A chinese banquet was a part of every special event when I was growing up. My parents always ordered the last dish to be mein of some sort, telling us it was for "long life." I have noticed as an adult that most of the banquets I've attended don't seem to do that. Even when we ordered chow mein be served last at my daughter's first birthday party, the restaurant neglected to do that, (although the service that night was generally poor).
What gives? Mom was born in Canton, but moved to H.K. after the revolution. Was this point of view unique to her region/family? Just wondering...
Maybe the general level of prosperity here makes some Chinese feel that noodles are too humble (or old fashoined) for banquets nowadays. When we got married, our banquet ended with a fancy rice and Yi Mien, in fact, the manager (with whom we were somewhat friendly) wouldn't let us get away without the noodles. we were deliberately trying to get away from the set wedding-symbolism foods with our choices, but he absolutely insisted we get the noodles for the long-life symbolism (What?! No noodles?! NO,no, you HAVE to have that...). Too bad about your daughter's birthday party. Where was it held?
re: Maria Eng
Thanks Maria and Melanie,
My daughter's party was held at the Hong Kong East Ocean Restaurant in Emeryville, CA, (right on the Bay near Berkeley.) The plusses were free, available parking and Bay views. I think the big problem was that there were two big weddings going on at the same time, and Madeleine's party was just two tables, so we got short shrift.
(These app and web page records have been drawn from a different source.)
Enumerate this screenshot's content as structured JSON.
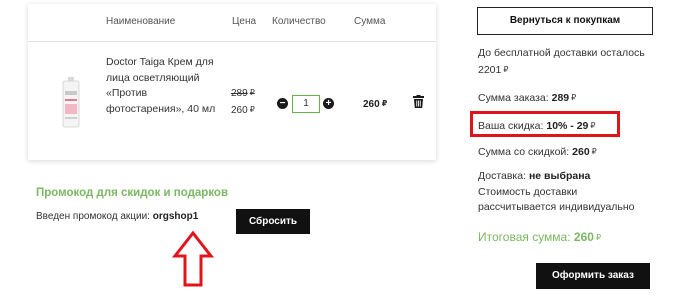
{
  "cart": {
    "headers": {
      "name": "Наименование",
      "price": "Цена",
      "qty": "Количество",
      "sum": "Сумма"
    },
    "item": {
      "name": "Doctor Taiga Крем для лица осветляющий «Против фотостарения», 40 мл",
      "price_old": "289",
      "price_new": "260",
      "quantity": "1",
      "sum": "260"
    },
    "currency_glyph": "₽"
  },
  "promo": {
    "title": "Промокод для скидок и подарков",
    "applied_label": "Введен промокод акции:",
    "code": "orgshop1",
    "reset_label": "Сбросить"
  },
  "summary": {
    "back_label": "Вернуться к покупкам",
    "free_ship": "До бесплатной доставки осталось 2201",
    "order_sum_label": "Сумма заказа:",
    "order_sum_value": "289",
    "discount_label": "Ваша скидка:",
    "discount_value": "10% - 29",
    "sum_discount_label": "Сумма со скидкой:",
    "sum_discount_value": "260",
    "delivery_label": "Доставка:",
    "delivery_value": "не выбрана",
    "delivery_note": "Стоимость доставки рассчитывается индивидуально",
    "total_label": "Итоговая сумма:",
    "total_value": "260",
    "checkout_label": "Оформить заказ"
  },
  "colors": {
    "accent_green": "#7bb862",
    "highlight_red": "#e0141b",
    "button_black": "#111111"
  },
  "icons": [
    "product-image",
    "minus-icon",
    "plus-icon",
    "trash-icon",
    "arrow-up-icon"
  ]
}
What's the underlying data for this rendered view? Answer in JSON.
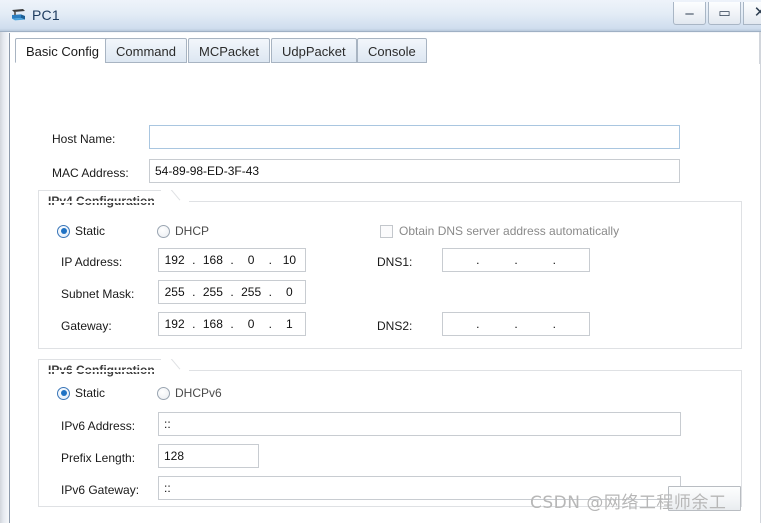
{
  "window": {
    "title": "PC1",
    "icon": "pc-device-icon",
    "controls": [
      {
        "name": "minimize",
        "glyph": "–"
      },
      {
        "name": "maximize",
        "glyph": "▭"
      },
      {
        "name": "close",
        "glyph": "✕"
      }
    ]
  },
  "tabs": [
    {
      "label": "Basic Config",
      "active": true
    },
    {
      "label": "Command",
      "active": false
    },
    {
      "label": "MCPacket",
      "active": false
    },
    {
      "label": "UdpPacket",
      "active": false
    },
    {
      "label": "Console",
      "active": false
    }
  ],
  "basic_config": {
    "host_name": {
      "label": "Host Name:",
      "value": "",
      "placeholder": ""
    },
    "mac_address": {
      "label": "MAC Address:",
      "value": "54-89-98-ED-3F-43"
    }
  },
  "ipv4": {
    "group_title": "IPv4 Configuration",
    "mode_static": {
      "label": "Static",
      "selected": true
    },
    "mode_dhcp": {
      "label": "DHCP",
      "selected": false
    },
    "ip_address": {
      "label": "IP Address:",
      "octets": [
        "192",
        "168",
        "0",
        "10"
      ]
    },
    "subnet_mask": {
      "label": "Subnet Mask:",
      "octets": [
        "255",
        "255",
        "255",
        "0"
      ]
    },
    "gateway": {
      "label": "Gateway:",
      "octets": [
        "192",
        "168",
        "0",
        "1"
      ]
    },
    "obtain_dns_auto": {
      "label": "Obtain DNS server address automatically",
      "checked": false
    },
    "dns1": {
      "label": "DNS1:",
      "octets": [
        "",
        "",
        "",
        ""
      ]
    },
    "dns2": {
      "label": "DNS2:",
      "octets": [
        "",
        "",
        "",
        ""
      ]
    }
  },
  "ipv6": {
    "group_title": "IPv6 Configuration",
    "mode_static": {
      "label": "Static",
      "selected": true
    },
    "mode_dhcpv6": {
      "label": "DHCPv6",
      "selected": false
    },
    "ipv6_address": {
      "label": "IPv6 Address:",
      "value": "::"
    },
    "prefix_length": {
      "label": "Prefix Length:",
      "value": "128"
    },
    "ipv6_gateway": {
      "label": "IPv6 Gateway:",
      "value": "::"
    }
  },
  "footer": {
    "apply_button_label": "",
    "watermark": "CSDN @网络工程师余工"
  },
  "colors": {
    "titlebar_start": "#eef3fa",
    "titlebar_end": "#b9c9db",
    "title_text": "#1c3a5e",
    "tab_border": "#a8b4c2",
    "radio_accent": "#1f72c4",
    "field_border": "#c8ccd1",
    "group_border": "#dfe1e4",
    "watermark": "#b7b7b7"
  }
}
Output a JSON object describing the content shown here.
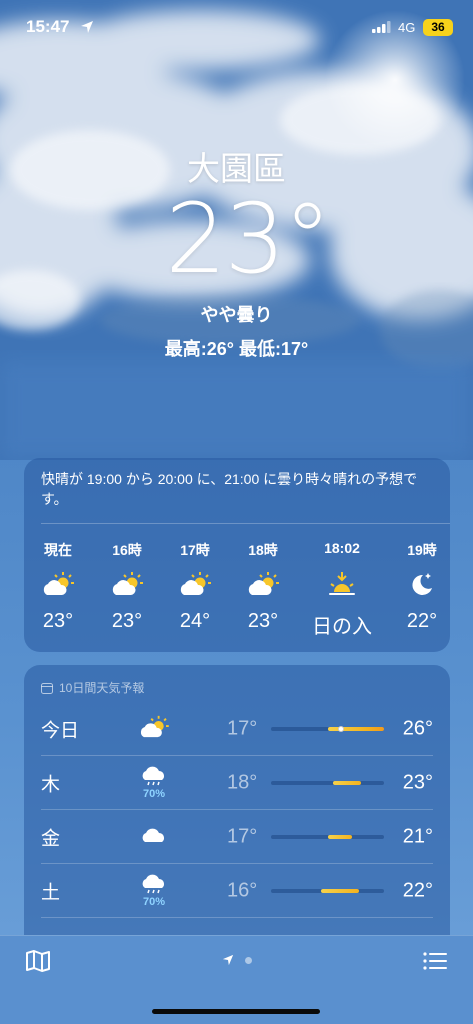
{
  "status": {
    "time": "15:47",
    "network": "4G",
    "battery": "36"
  },
  "weather": {
    "city": "大園區",
    "temperature": "23°",
    "condition": "やや曇り",
    "high_low": "最高:26°  最低:17°"
  },
  "hourly": {
    "summary": "快晴が 19:00 から 20:00 に、21:00 に曇り時々晴れの予想です。",
    "items": [
      {
        "label": "現在",
        "icon": "partly-cloudy-day-icon",
        "value": "23°"
      },
      {
        "label": "16時",
        "icon": "partly-cloudy-day-icon",
        "value": "23°"
      },
      {
        "label": "17時",
        "icon": "partly-cloudy-day-icon",
        "value": "24°"
      },
      {
        "label": "18時",
        "icon": "partly-cloudy-day-icon",
        "value": "23°"
      },
      {
        "label": "18:02",
        "icon": "sunset-icon",
        "value": "日の入"
      },
      {
        "label": "19時",
        "icon": "moon-stars-icon",
        "value": "22°"
      }
    ]
  },
  "daily": {
    "header": "10日間天気予報",
    "items": [
      {
        "day": "今日",
        "icon": "partly-cloudy-day-icon",
        "precip": "",
        "low": "17°",
        "high": "26°",
        "range_start": 0.5,
        "range_end": 1.0,
        "current": 0.62
      },
      {
        "day": "木",
        "icon": "rain-cloud-icon",
        "precip": "70%",
        "low": "18°",
        "high": "23°",
        "range_start": 0.55,
        "range_end": 0.8,
        "current": null
      },
      {
        "day": "金",
        "icon": "cloud-icon",
        "precip": "",
        "low": "17°",
        "high": "21°",
        "range_start": 0.5,
        "range_end": 0.72,
        "current": null
      },
      {
        "day": "土",
        "icon": "rain-cloud-icon",
        "precip": "70%",
        "low": "16°",
        "high": "22°",
        "range_start": 0.44,
        "range_end": 0.78,
        "current": null
      }
    ]
  },
  "colors": {
    "bar_fill": "#f3c22b",
    "precip_text": "#8fd3ff",
    "battery": "#f7d21b"
  }
}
One of the attendees who was from H.K. said he thought the restaurant was part of a H.K. chain(?) Anyway, I was glad to here I wasn't hallucinating about what mom said about noodles.
re: judy leibovtich
It's been a couple years since I've been to East Ocean but I've always liked the restaurant. Have been there for banquets, family dinners and dim sum.
Jim said he wasn't that impressed by the dim sum in June. Wonder if this is a downhill signal.
It is a branch of a Hong Kong chain. I've been to the one in Vancouver which has very good dim sum, but haven't been to the HK restaurants.
Odd, long life noodles are still very much a part of the birthday banquets I've been attending.